» Problem requirements
Lines in the records below that contain the word "true" must each be copied.

» Dataset content

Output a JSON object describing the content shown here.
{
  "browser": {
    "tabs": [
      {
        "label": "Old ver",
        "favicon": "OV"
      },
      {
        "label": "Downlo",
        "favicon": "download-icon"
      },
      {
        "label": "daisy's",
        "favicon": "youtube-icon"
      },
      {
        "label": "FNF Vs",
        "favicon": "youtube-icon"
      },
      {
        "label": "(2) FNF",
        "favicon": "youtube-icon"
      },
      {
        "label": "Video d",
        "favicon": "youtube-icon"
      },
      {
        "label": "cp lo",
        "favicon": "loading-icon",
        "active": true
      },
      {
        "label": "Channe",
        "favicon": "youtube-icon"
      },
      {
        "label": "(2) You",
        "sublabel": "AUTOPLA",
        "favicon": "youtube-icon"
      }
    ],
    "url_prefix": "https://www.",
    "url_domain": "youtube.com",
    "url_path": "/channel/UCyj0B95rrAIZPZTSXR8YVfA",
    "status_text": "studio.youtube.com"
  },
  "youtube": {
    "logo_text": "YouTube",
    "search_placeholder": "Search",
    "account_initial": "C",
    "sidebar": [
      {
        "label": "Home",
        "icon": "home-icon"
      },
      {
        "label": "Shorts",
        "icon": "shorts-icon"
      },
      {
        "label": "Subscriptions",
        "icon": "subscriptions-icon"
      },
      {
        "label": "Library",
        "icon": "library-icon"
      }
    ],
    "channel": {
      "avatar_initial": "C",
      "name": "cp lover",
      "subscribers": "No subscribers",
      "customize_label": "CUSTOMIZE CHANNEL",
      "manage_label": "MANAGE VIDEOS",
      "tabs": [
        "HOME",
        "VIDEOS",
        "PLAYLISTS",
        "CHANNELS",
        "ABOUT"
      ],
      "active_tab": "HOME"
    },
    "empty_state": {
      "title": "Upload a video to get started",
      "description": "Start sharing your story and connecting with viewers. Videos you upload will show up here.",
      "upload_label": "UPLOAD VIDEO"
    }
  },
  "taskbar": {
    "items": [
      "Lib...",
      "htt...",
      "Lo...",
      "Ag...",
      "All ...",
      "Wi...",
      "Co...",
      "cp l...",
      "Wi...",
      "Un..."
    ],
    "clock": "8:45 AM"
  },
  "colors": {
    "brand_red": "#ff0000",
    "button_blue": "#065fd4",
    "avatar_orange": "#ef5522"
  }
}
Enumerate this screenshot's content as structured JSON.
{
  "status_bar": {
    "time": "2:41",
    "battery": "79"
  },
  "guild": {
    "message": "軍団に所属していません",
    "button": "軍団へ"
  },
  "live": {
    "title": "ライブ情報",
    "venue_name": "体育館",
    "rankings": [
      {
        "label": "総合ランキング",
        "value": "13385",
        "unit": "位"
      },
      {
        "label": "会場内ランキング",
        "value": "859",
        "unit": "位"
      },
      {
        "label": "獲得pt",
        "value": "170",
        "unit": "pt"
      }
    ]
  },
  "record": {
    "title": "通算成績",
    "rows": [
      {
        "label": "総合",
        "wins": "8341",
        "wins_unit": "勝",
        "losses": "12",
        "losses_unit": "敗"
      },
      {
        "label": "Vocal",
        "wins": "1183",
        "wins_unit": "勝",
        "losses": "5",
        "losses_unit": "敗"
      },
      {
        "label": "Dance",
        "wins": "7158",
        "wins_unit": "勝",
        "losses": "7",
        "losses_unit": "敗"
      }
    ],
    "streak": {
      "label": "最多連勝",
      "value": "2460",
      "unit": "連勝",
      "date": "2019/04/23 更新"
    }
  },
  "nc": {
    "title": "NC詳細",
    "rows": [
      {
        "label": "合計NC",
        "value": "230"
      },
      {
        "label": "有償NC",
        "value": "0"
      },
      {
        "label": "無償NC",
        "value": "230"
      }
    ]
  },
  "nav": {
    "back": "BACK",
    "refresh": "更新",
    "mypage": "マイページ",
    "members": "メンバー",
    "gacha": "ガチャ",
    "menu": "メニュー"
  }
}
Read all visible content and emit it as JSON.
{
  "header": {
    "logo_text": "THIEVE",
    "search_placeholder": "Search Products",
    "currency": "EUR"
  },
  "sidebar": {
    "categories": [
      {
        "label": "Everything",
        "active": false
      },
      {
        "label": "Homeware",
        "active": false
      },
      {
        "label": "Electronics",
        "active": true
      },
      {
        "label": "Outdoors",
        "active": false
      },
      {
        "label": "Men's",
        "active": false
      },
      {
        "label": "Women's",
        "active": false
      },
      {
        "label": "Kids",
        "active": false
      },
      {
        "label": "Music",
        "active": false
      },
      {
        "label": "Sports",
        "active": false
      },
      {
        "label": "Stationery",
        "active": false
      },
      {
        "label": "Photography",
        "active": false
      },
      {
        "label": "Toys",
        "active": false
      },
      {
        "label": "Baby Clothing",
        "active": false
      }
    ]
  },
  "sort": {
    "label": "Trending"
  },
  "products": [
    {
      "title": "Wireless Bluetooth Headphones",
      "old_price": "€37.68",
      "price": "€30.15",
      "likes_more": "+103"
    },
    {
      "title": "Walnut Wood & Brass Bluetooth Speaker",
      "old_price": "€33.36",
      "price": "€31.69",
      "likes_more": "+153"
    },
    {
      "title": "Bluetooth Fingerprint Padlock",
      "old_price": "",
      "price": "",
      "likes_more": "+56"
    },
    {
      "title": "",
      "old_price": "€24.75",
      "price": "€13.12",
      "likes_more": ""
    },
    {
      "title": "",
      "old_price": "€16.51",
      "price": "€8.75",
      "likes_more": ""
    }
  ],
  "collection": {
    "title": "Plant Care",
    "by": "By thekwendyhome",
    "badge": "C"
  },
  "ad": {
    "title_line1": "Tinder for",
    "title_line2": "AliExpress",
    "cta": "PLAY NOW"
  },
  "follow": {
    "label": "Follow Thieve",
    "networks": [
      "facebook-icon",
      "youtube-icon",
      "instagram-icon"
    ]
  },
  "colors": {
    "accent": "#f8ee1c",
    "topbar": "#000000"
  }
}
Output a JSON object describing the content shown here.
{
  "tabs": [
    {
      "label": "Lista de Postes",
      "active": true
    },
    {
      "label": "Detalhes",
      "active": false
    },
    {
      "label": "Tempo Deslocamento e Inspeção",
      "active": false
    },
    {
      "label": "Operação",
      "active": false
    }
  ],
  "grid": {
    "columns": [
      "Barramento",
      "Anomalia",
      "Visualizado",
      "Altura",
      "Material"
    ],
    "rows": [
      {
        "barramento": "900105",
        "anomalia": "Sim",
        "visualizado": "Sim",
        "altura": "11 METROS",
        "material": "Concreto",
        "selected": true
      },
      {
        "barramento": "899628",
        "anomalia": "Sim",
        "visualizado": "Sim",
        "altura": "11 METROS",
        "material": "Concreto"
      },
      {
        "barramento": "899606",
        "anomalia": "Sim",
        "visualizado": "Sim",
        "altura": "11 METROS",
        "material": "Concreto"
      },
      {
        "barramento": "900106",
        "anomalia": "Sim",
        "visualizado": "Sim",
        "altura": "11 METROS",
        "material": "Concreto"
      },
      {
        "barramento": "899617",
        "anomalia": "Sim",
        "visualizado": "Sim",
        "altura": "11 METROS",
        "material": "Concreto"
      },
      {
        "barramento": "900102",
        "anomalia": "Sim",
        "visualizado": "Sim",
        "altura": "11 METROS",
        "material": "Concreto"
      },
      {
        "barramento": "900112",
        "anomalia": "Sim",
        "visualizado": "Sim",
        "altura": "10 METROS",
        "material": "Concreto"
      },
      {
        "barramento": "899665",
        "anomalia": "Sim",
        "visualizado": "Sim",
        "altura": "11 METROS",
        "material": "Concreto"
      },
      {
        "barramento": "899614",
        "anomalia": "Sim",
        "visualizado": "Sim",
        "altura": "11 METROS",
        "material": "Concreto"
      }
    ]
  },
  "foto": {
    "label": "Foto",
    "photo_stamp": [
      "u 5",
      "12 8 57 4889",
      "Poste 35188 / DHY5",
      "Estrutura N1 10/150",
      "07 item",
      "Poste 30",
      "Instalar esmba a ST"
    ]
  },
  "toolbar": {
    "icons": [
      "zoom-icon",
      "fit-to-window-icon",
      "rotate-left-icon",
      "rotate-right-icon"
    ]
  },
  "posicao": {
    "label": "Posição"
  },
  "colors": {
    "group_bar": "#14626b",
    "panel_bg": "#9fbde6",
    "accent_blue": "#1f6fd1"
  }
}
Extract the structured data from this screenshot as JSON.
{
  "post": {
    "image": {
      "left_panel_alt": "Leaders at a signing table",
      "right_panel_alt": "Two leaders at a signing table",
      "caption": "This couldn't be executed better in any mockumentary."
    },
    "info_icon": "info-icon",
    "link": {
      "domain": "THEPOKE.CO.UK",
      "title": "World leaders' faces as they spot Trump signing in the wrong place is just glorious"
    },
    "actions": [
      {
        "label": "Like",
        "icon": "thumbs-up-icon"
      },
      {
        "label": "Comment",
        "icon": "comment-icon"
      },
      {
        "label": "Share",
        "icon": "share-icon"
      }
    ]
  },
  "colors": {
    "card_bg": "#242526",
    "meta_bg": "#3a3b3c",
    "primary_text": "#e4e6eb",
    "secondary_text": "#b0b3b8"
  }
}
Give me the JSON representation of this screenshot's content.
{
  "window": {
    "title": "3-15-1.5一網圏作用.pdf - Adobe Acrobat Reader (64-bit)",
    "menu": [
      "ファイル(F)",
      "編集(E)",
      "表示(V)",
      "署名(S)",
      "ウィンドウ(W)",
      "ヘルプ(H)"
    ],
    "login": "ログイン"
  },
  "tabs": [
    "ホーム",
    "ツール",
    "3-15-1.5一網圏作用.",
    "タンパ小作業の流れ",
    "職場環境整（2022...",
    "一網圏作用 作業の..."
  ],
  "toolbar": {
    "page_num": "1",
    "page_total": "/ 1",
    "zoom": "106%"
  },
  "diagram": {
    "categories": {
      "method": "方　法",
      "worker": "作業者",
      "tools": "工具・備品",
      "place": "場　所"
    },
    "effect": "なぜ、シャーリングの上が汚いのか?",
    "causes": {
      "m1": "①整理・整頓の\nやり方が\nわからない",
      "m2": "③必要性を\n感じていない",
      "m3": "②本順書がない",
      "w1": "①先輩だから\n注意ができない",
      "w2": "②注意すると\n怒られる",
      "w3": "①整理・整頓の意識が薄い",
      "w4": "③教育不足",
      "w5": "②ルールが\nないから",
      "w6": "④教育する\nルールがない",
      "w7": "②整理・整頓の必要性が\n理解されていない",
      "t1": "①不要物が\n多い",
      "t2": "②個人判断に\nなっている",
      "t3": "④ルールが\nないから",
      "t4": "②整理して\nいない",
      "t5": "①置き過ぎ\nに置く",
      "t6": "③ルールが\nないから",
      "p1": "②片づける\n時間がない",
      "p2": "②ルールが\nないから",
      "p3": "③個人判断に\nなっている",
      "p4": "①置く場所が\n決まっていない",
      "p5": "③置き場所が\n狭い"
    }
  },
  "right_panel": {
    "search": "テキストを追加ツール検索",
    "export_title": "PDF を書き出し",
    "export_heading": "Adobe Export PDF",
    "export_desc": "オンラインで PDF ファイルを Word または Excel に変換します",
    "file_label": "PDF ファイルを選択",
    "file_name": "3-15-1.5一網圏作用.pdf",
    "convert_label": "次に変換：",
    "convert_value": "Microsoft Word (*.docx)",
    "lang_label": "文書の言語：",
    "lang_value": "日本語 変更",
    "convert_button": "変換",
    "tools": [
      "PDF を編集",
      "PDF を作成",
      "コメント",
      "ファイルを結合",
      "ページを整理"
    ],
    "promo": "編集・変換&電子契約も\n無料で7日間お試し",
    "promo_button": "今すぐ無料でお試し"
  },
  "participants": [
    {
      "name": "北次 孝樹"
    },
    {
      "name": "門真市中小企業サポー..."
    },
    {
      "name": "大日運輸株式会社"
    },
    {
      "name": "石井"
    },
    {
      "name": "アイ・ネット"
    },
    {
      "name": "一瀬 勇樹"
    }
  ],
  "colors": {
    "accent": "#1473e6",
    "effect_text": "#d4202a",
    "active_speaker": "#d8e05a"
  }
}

» Task result
        "active": true
        "active": true
      "active": true
        "selected": true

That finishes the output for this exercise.